On November 20, after a tumultuous few years, Bob Chapek was fired, and former Disney CEO Bob Iger stepped into the leadership role once again. Immediately after Iger came back into the Disney fold, Disney’s stock drastically increased as analysts said that the magic had returned. Those gains slowly started to go down and have since disappeared.

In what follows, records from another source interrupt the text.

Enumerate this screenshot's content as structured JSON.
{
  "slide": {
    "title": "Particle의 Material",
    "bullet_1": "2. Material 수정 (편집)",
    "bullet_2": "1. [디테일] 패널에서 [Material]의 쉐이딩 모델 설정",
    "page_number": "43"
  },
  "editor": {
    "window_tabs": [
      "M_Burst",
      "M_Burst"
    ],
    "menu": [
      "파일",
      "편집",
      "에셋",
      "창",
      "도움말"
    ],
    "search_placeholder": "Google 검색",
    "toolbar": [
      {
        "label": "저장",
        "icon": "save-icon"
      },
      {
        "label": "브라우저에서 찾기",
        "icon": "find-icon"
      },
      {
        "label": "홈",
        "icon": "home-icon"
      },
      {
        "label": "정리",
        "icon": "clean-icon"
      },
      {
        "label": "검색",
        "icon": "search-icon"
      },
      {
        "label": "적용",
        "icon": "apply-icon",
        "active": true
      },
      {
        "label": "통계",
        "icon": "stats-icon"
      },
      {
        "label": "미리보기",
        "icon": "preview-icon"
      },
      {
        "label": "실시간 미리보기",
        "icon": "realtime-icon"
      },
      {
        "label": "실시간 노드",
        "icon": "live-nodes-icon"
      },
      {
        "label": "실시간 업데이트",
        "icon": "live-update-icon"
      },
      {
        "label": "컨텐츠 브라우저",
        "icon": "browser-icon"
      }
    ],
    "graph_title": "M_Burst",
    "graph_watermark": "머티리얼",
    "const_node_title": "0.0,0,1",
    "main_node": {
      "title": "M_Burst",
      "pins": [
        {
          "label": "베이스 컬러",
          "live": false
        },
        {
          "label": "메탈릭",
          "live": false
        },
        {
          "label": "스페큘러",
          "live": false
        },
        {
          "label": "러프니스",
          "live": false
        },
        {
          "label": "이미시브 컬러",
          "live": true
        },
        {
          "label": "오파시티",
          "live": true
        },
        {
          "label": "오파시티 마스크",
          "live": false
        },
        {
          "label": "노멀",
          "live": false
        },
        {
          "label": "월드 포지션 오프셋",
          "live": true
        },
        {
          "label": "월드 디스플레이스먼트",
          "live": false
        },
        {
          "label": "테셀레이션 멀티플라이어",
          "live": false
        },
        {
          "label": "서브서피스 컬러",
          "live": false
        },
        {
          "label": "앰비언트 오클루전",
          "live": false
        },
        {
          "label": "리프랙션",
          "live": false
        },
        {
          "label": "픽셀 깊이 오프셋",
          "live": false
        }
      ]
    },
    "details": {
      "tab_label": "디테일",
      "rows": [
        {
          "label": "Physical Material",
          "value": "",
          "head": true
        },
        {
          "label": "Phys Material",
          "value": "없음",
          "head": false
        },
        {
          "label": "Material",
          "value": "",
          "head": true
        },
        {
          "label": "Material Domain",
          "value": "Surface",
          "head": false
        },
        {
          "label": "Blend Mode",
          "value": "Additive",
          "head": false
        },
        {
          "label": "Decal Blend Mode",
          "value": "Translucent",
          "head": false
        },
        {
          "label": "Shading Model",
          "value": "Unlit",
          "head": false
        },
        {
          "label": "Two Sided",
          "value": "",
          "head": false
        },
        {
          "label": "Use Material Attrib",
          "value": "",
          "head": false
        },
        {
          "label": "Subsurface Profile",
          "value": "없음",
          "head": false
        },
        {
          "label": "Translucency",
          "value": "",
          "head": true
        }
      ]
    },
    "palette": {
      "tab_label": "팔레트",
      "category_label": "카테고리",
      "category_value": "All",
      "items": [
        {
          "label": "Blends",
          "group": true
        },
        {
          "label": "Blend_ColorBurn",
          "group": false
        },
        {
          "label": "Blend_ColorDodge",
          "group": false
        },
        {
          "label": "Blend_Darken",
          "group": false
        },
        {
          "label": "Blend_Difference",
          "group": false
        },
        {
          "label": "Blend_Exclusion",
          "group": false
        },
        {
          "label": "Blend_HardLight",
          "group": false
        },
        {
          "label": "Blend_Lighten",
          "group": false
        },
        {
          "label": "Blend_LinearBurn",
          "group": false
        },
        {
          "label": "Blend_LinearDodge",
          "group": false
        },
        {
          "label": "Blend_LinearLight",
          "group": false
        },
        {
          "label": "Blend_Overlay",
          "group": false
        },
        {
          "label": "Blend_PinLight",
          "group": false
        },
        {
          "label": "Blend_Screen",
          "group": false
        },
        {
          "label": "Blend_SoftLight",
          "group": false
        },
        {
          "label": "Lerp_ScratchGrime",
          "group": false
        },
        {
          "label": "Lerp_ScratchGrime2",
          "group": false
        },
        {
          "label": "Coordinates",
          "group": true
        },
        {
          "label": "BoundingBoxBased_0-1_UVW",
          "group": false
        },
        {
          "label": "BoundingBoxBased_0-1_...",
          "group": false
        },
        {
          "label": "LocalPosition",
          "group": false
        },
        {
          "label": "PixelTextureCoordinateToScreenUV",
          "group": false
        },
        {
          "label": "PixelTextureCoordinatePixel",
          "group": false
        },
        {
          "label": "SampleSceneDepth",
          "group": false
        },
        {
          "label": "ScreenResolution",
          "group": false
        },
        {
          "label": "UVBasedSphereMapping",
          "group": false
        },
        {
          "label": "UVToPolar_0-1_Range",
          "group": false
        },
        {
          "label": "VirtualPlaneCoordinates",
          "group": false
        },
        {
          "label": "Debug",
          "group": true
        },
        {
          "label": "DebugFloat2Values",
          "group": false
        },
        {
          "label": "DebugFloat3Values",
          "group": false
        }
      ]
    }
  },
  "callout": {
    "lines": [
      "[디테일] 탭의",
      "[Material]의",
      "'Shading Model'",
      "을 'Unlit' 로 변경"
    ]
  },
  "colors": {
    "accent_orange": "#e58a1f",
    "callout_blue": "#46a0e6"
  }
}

Then Avatar: The Way of Water came out and underperformed, which caused the stock price to drop again.
Now, Disney is on par to have its worst year in nearly five decades.
Market Insider explained more about Disney’s poor performance — the stock is down 45% just this year.
Disney stock has plunged 45% this year, leaving it poised to deliver its worst annual performance in nearly five decades, as a profusion of challenges continues to bedevil the media giant.
Shares of Disney closed almost 5% lower Monday, after the long-awaited “Avatar: The Way of Water” had a disappointing opening weekend in movie theaters.
The stock is now trading at 2014 levels on a split-adjusted basis, and remains on track for its largest yearly decline since 1974, according to CNBC. The painful selloff has erased about $200 billion from Disney’s market capitalization since March 2021.
While Disney is certainly struggling, the blame cannot simply be pointed at things like Chapek’s issues and Avatar’s performance. The stock market as a whole has had a terrible year. Inflation has reached a forty-year-high, and the federal interest rate was raised from nearly zero all the way to four percent.
Disney fans, Hollywood, Wall Street, and market analysts all have hope that Bob Iger will be able to take Disney and put it back in the positive light it was once seen. They are hoping that can happen if Iger does things like fix the courageous pricing and get rid of unpopular things like Disney Genie+ and the theme park reservation system.